Problem requirements:
The entries below are to be repeated exactly as they stand.

[Data records]
[Start of section]
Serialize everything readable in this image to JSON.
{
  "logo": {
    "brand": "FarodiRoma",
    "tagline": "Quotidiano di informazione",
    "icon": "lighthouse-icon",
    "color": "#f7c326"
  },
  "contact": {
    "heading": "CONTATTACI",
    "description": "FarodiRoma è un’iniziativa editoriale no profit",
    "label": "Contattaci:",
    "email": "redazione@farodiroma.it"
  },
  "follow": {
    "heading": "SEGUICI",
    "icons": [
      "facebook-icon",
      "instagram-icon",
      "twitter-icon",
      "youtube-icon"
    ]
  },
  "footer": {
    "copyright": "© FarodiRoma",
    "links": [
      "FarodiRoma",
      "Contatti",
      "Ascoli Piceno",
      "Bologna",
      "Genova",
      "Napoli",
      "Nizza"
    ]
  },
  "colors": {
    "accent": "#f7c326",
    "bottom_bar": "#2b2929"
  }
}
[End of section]
Written response:
Serialize everything readable in this image to JSON.
{
  "logo": {
    "brand": "FarodiRoma",
    "tagline": "Quotidiano di informazione",
    "icon": "lighthouse-icon",
    "color": "#f7c326"
  },
  "contact": {
    "heading": "CONTATTACI",
    "description": "FarodiRoma è un’iniziativa editoriale no profit",
    "label": "Contattaci:",
    "email": "redazione@farodiroma.it"
  },
  "follow": {
    "heading": "SEGUICI",
    "icons": [
      "facebook-icon",
      "instagram-icon",
      "twitter-icon",
      "youtube-icon"
    ]
  },
  "footer": {
    "copyright": "© FarodiRoma",
    "links": [
      "FarodiRoma",
      "Contatti",
      "Ascoli Piceno",
      "Bologna",
      "Genova",
      "Napoli",
      "Nizza"
    ]
  },
  "colors": {
    "accent": "#f7c326",
    "bottom_bar": "#2b2929"
  }
}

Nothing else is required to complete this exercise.